• [Work task]: Since pictures are not wanted in the copy, output only the rest of each record exactly.

• [Source records]:
- - - -

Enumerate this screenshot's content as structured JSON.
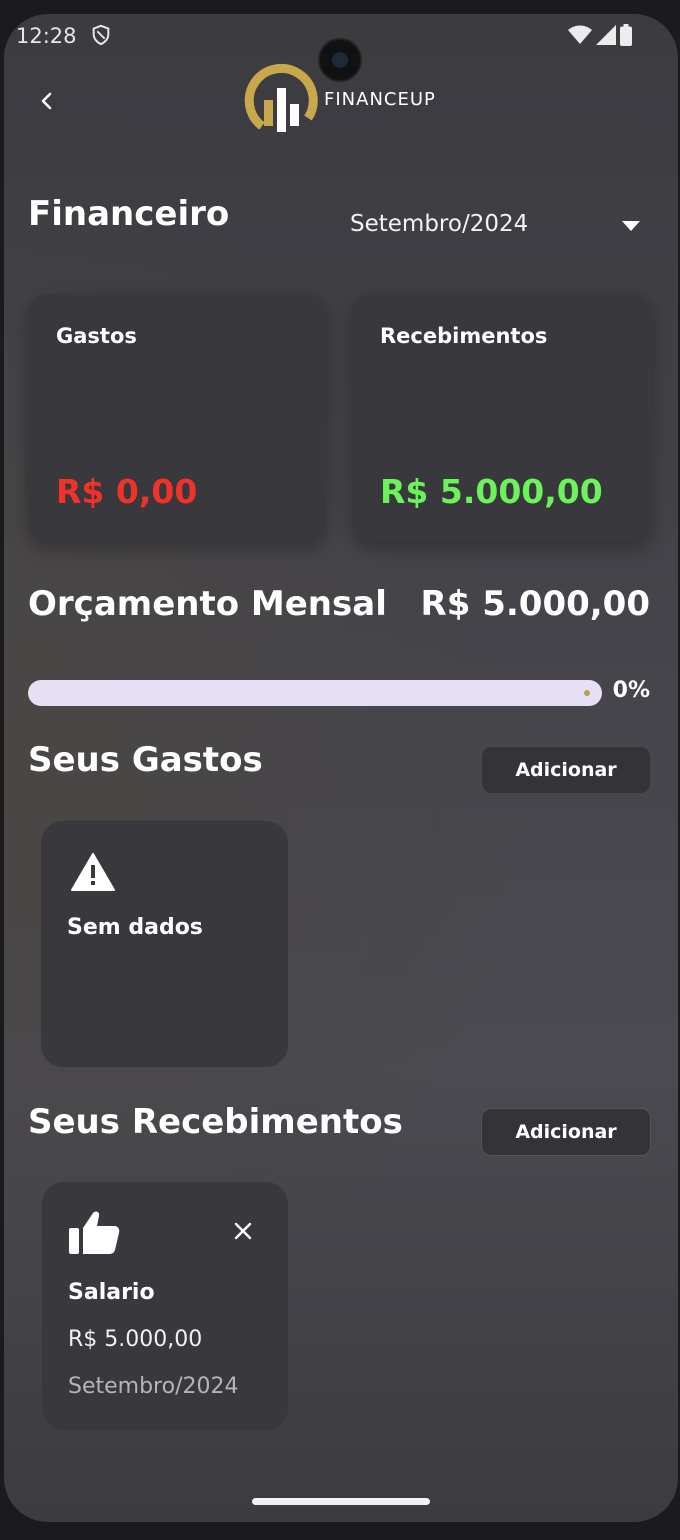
{
  "status_bar": {
    "time": "12:28"
  },
  "header": {
    "logo_text": "FINANCEUP"
  },
  "page": {
    "title": "Financeiro",
    "month_selected": "Setembro/2024"
  },
  "summary": {
    "gastos": {
      "label": "Gastos",
      "value": "R$ 0,00",
      "color": "#f0322b"
    },
    "recebimentos": {
      "label": "Recebimentos",
      "value": "R$ 5.000,00",
      "color": "#6cf25a"
    }
  },
  "budget": {
    "title": "Orçamento Mensal",
    "value": "R$ 5.000,00",
    "percent_label": "0%",
    "percent": 0
  },
  "gastos_section": {
    "title": "Seus Gastos",
    "add_label": "Adicionar",
    "empty_text": "Sem dados"
  },
  "recebimentos_section": {
    "title": "Seus Recebimentos",
    "add_label": "Adicionar",
    "items": [
      {
        "name": "Salario",
        "amount": "R$ 5.000,00",
        "date": "Setembro/2024"
      }
    ]
  },
  "colors": {
    "accent_gold": "#c9a84c",
    "progress_track": "#e6dff5"
  }
}
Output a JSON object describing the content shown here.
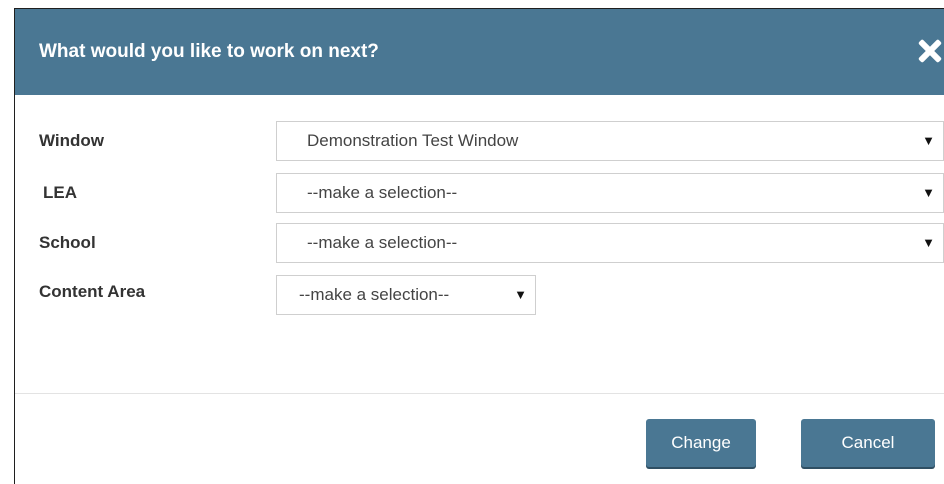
{
  "dialog": {
    "title": "What would you like to work on next?",
    "close_icon": "close-icon"
  },
  "fields": {
    "window": {
      "label": "Window",
      "value": "Demonstration Test Window"
    },
    "lea": {
      "label": "LEA",
      "value": "--make a selection--"
    },
    "school": {
      "label": "School",
      "value": "--make a selection--"
    },
    "content_area": {
      "label": "Content Area",
      "value": "--make a selection--"
    }
  },
  "arrow_glyph": "▼",
  "buttons": {
    "change": "Change",
    "cancel": "Cancel"
  },
  "colors": {
    "header": "#4a7793",
    "button": "#4a7793"
  }
}
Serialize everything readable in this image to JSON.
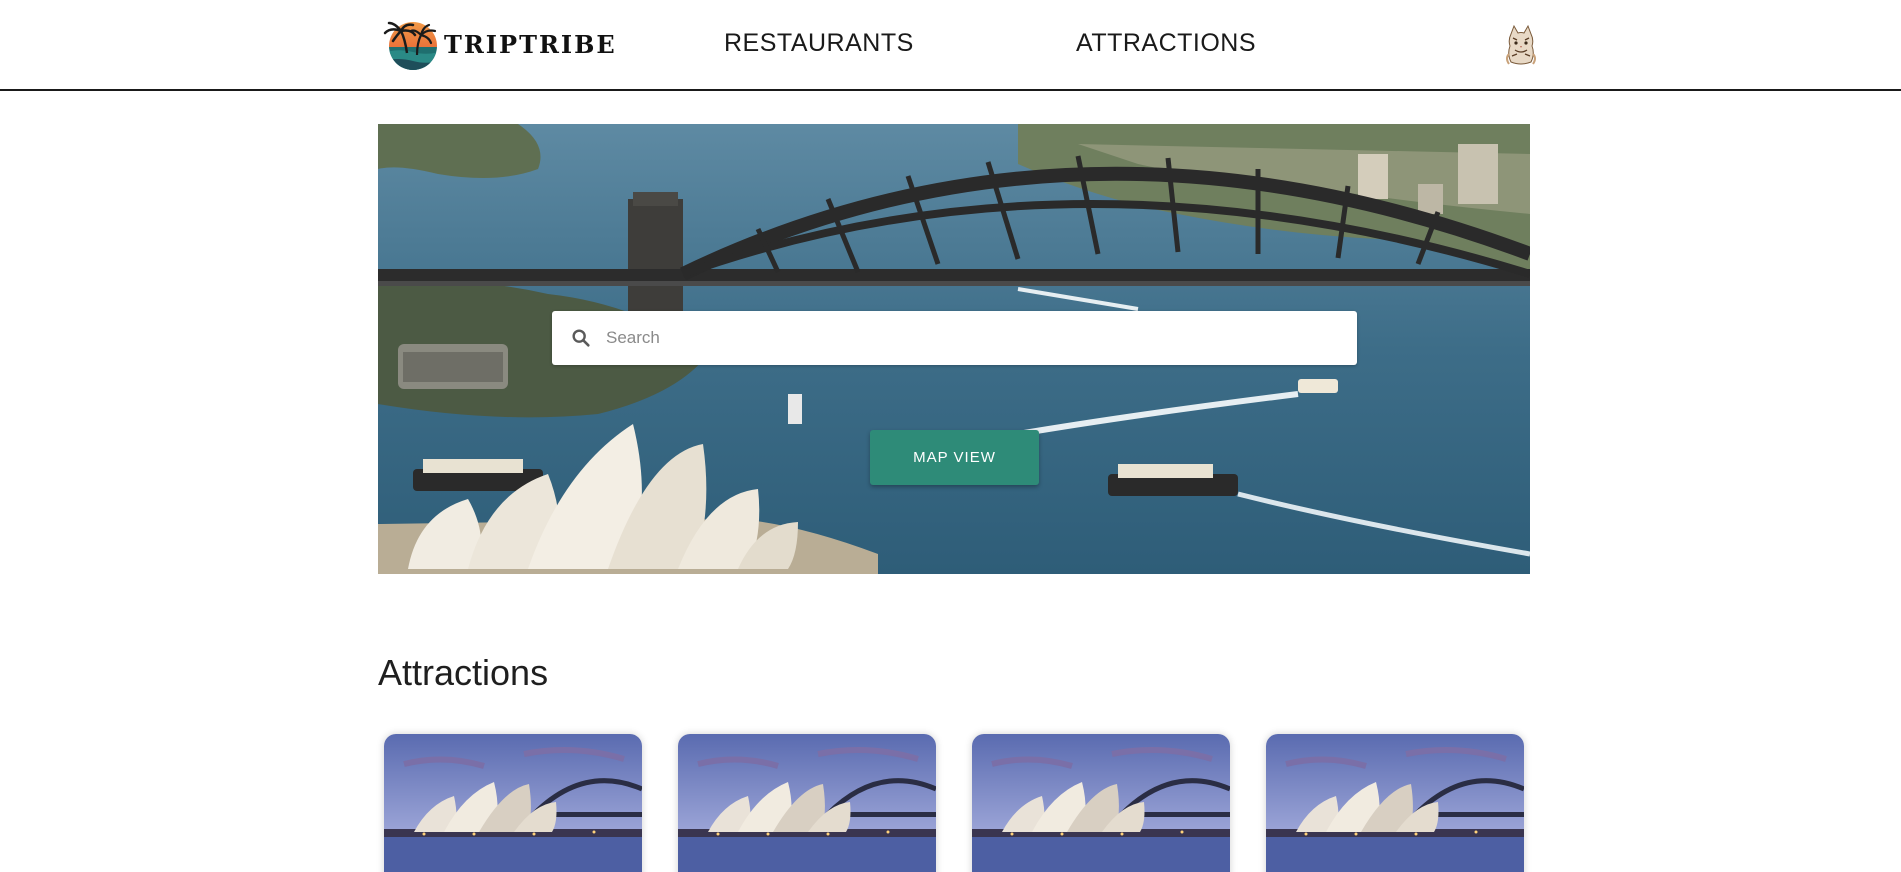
{
  "header": {
    "logo_text": "TRIPTRIBE",
    "nav": {
      "restaurants_label": "RESTAURANTS",
      "attractions_label": "ATTRACTIONS"
    },
    "avatar_icon": "cat-avatar-icon"
  },
  "hero": {
    "image": "sydney-harbour-bridge-opera-house-aerial",
    "search": {
      "placeholder": "Search",
      "value": "",
      "icon": "search-icon"
    },
    "map_view_label": "MAP VIEW"
  },
  "attractions": {
    "title": "Attractions",
    "cards": [
      {
        "image": "sydney-opera-house-dusk"
      },
      {
        "image": "sydney-opera-house-dusk"
      },
      {
        "image": "sydney-opera-house-dusk"
      },
      {
        "image": "sydney-opera-house-dusk"
      }
    ]
  },
  "colors": {
    "accent": "#2e8b78",
    "header_border": "#1a1a1a",
    "text": "#1f1f1f"
  }
}
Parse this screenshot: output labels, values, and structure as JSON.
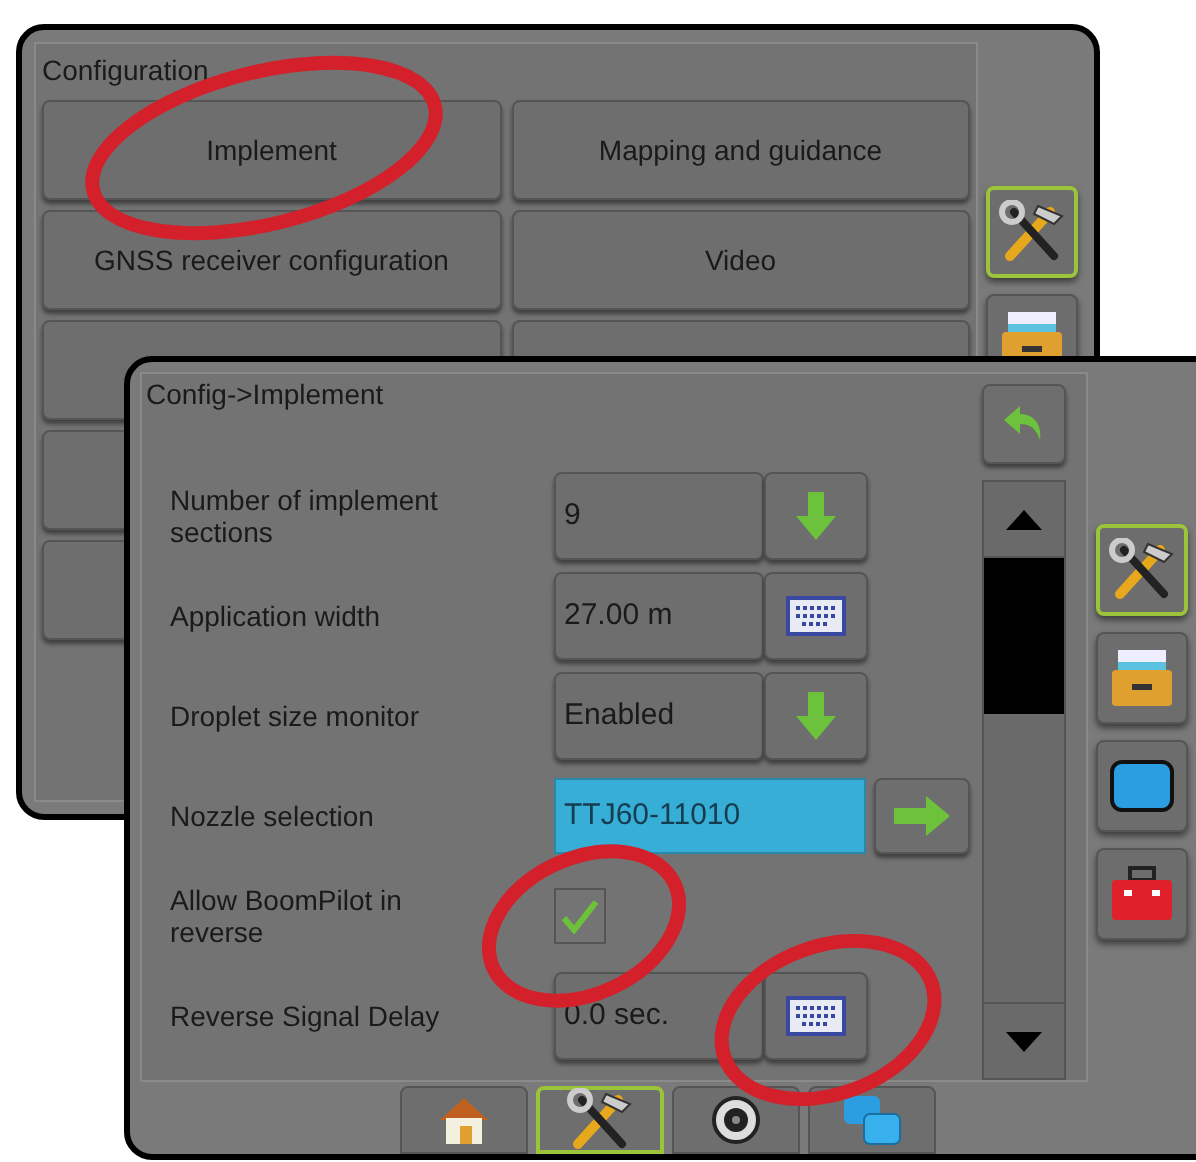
{
  "back_screen": {
    "title": "Configuration",
    "buttons": [
      {
        "label": "Implement"
      },
      {
        "label": "Mapping and guidance"
      },
      {
        "label": "GNSS receiver configuration"
      },
      {
        "label": "Video"
      }
    ],
    "side_tabs": [
      {
        "kind": "tools",
        "selected": true
      },
      {
        "kind": "cabinet",
        "selected": false
      }
    ]
  },
  "front_screen": {
    "title": "Config->Implement",
    "rows": [
      {
        "kind": "dropdown",
        "label": "Number of implement sections",
        "value": "9"
      },
      {
        "kind": "keyboard",
        "label": "Application width",
        "value": "27.00 m"
      },
      {
        "kind": "dropdown",
        "label": "Droplet size monitor",
        "value": "Enabled"
      },
      {
        "kind": "select",
        "label": "Nozzle selection",
        "value": "TTJ60-11010"
      },
      {
        "kind": "checkbox",
        "label": "Allow BoomPilot in reverse",
        "checked": true
      },
      {
        "kind": "keyboard",
        "label": "Reverse Signal Delay",
        "value": "0.0 sec."
      }
    ],
    "side_tabs": [
      {
        "kind": "tools",
        "selected": true
      },
      {
        "kind": "cabinet",
        "selected": false
      },
      {
        "kind": "screen",
        "selected": false
      },
      {
        "kind": "toolbox",
        "selected": false
      }
    ],
    "bottom_tabs": [
      {
        "kind": "home",
        "selected": false
      },
      {
        "kind": "tools",
        "selected": true
      },
      {
        "kind": "camera",
        "selected": false
      },
      {
        "kind": "layers",
        "selected": false
      }
    ]
  }
}
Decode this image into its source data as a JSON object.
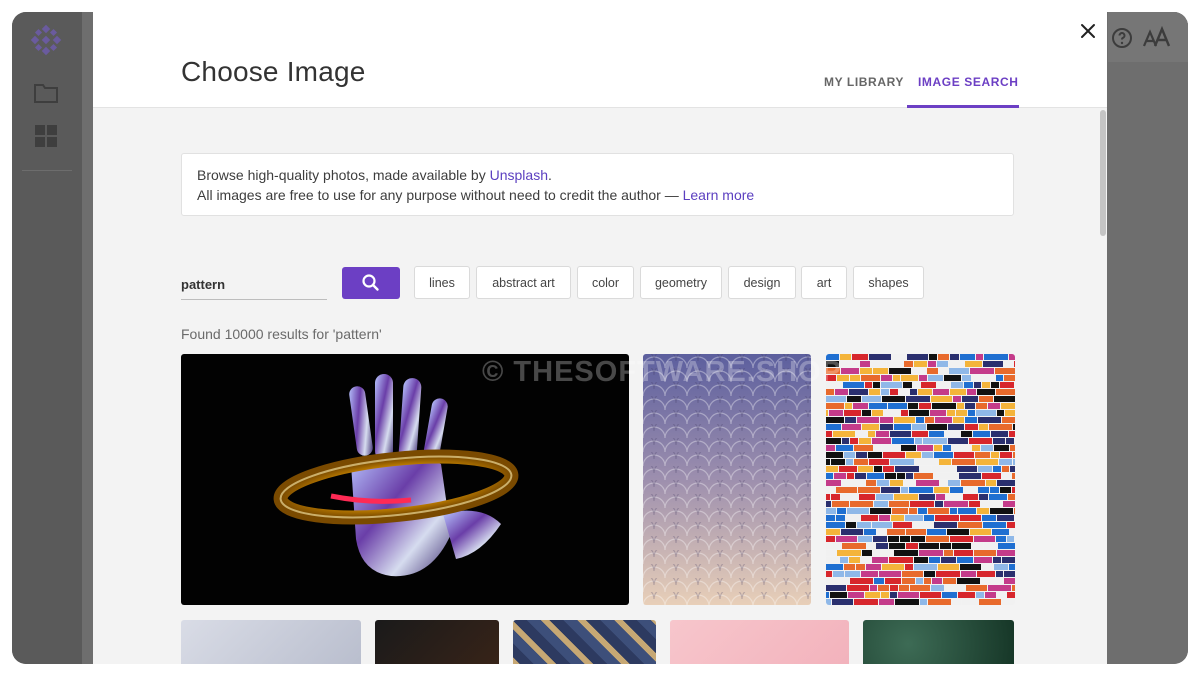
{
  "modal": {
    "title": "Choose Image",
    "tabs": [
      {
        "label": "MY LIBRARY",
        "active": false
      },
      {
        "label": "IMAGE SEARCH",
        "active": true
      }
    ],
    "close_icon": "close-icon"
  },
  "info": {
    "line1_prefix": "Browse high-quality photos, made available by ",
    "line1_link": "Unsplash",
    "line1_suffix": ".",
    "line2_prefix": "All images are free to use for any purpose without need to credit the author — ",
    "line2_link": "Learn more"
  },
  "search": {
    "query": "pattern",
    "button_icon": "search-icon"
  },
  "chips": [
    "lines",
    "abstract art",
    "color",
    "geometry",
    "design",
    "art",
    "shapes"
  ],
  "results": {
    "summary": "Found 10000 results for 'pattern'"
  },
  "watermark": "© THESOFTWARE.SHOP",
  "colors": {
    "accent": "#6c3fc4",
    "link": "#5b3fc0"
  },
  "app": {
    "rail_icons": [
      "logo-icon",
      "folder-icon",
      "grid-icon"
    ],
    "top_icons": [
      "help-icon",
      "text-size-icon"
    ]
  }
}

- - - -

• [Solved problem]:
Enumerate this screenshot's content as structured JSON.
{
  "status_bar": {
    "time": "12:28"
  },
  "header": {
    "logo_text": "FINANCEUP"
  },
  "page": {
    "title": "Financeiro",
    "month_selected": "Setembro/2024"
  },
  "summary": {
    "gastos": {
      "label": "Gastos",
      "value": "R$ 0,00",
      "color": "#f0322b"
    },
    "recebimentos": {
      "label": "Recebimentos",
      "value": "R$ 5.000,00",
      "color": "#6cf25a"
    }
  },
  "budget": {
    "title": "Orçamento Mensal",
    "value": "R$ 5.000,00",
    "percent_label": "0%",
    "percent": 0
  },
  "gastos_section": {
    "title": "Seus Gastos",
    "add_label": "Adicionar",
    "empty_text": "Sem dados"
  },
  "recebimentos_section": {
    "title": "Seus Recebimentos",
    "add_label": "Adicionar",
    "items": [
      {
        "name": "Salario",
        "amount": "R$ 5.000,00",
        "date": "Setembro/2024"
      }
    ]
  },
  "colors": {
    "accent_gold": "#c9a84c",
    "progress_track": "#e6dff5"
  }
}
Output a JSON object describing the content shown here.
{
  "dialog": {
    "title": "What would you like to work on next?",
    "close_icon": "close-icon"
  },
  "fields": {
    "window": {
      "label": "Window",
      "value": "Demonstration Test Window"
    },
    "lea": {
      "label": "LEA",
      "value": "--make a selection--"
    },
    "school": {
      "label": "School",
      "value": "--make a selection--"
    },
    "content_area": {
      "label": "Content Area",
      "value": "--make a selection--"
    }
  },
  "arrow_glyph": "▼",
  "buttons": {
    "change": "Change",
    "cancel": "Cancel"
  },
  "colors": {
    "header": "#4a7793",
    "button": "#4a7793"
  }
}
Serialize everything readable in this image to JSON.
{
  "header": {
    "logo_text": "TRIPTRIBE",
    "nav": {
      "restaurants_label": "RESTAURANTS",
      "attractions_label": "ATTRACTIONS"
    },
    "avatar_icon": "cat-avatar-icon"
  },
  "hero": {
    "image": "sydney-harbour-bridge-opera-house-aerial",
    "search": {
      "placeholder": "Search",
      "value": "",
      "icon": "search-icon"
    },
    "map_view_label": "MAP VIEW"
  },
  "attractions": {
    "title": "Attractions",
    "cards": [
      {
        "image": "sydney-opera-house-dusk"
      },
      {
        "image": "sydney-opera-house-dusk"
      },
      {
        "image": "sydney-opera-house-dusk"
      },
      {
        "image": "sydney-opera-house-dusk"
      }
    ]
  },
  "colors": {
    "accent": "#2e8b78",
    "header_border": "#1a1a1a",
    "text": "#1f1f1f"
  }
}
Parse this screenshot: output labels, values, and structure as JSON.
{
  "back_screen": {
    "title": "Configuration",
    "buttons": [
      {
        "label": "Implement"
      },
      {
        "label": "Mapping and guidance"
      },
      {
        "label": "GNSS receiver configuration"
      },
      {
        "label": "Video"
      }
    ],
    "side_tabs": [
      {
        "kind": "tools",
        "selected": true
      },
      {
        "kind": "cabinet",
        "selected": false
      }
    ]
  },
  "front_screen": {
    "title": "Config->Implement",
    "rows": [
      {
        "kind": "dropdown",
        "label": "Number of implement sections",
        "value": "9"
      },
      {
        "kind": "keyboard",
        "label": "Application width",
        "value": "27.00 m"
      },
      {
        "kind": "dropdown",
        "label": "Droplet size monitor",
        "value": "Enabled"
      },
      {
        "kind": "select",
        "label": "Nozzle selection",
        "value": "TTJ60-11010"
      },
      {
        "kind": "checkbox",
        "label": "Allow BoomPilot in reverse",
        "checked": true
      },
      {
        "kind": "keyboard",
        "label": "Reverse Signal Delay",
        "value": "0.0 sec."
      }
    ],
    "side_tabs": [
      {
        "kind": "tools",
        "selected": true
      },
      {
        "kind": "cabinet",
        "selected": false
      },
      {
        "kind": "screen",
        "selected": false
      },
      {
        "kind": "toolbox",
        "selected": false
      }
    ],
    "bottom_tabs": [
      {
        "kind": "home",
        "selected": false
      },
      {
        "kind": "tools",
        "selected": true
      },
      {
        "kind": "camera",
        "selected": false
      },
      {
        "kind": "layers",
        "selected": false
      }
    ]
  }
}
Decode this image into its source data as a JSON object.
{
  "modal": {
    "title": "Choose Image",
    "tabs": [
      {
        "label": "MY LIBRARY",
        "active": false
      },
      {
        "label": "IMAGE SEARCH",
        "active": true
      }
    ],
    "close_icon": "close-icon"
  },
  "info": {
    "line1_prefix": "Browse high-quality photos, made available by ",
    "line1_link": "Unsplash",
    "line1_suffix": ".",
    "line2_prefix": "All images are free to use for any purpose without need to credit the author — ",
    "line2_link": "Learn more"
  },
  "search": {
    "query": "pattern",
    "button_icon": "search-icon"
  },
  "chips": [
    "lines",
    "abstract art",
    "color",
    "geometry",
    "design",
    "art",
    "shapes"
  ],
  "results": {
    "summary": "Found 10000 results for 'pattern'"
  },
  "watermark": "© THESOFTWARE.SHOP",
  "colors": {
    "accent": "#6c3fc4",
    "link": "#5b3fc0"
  },
  "app": {
    "rail_icons": [
      "logo-icon",
      "folder-icon",
      "grid-icon"
    ],
    "top_icons": [
      "help-icon",
      "text-size-icon"
    ]
  }
}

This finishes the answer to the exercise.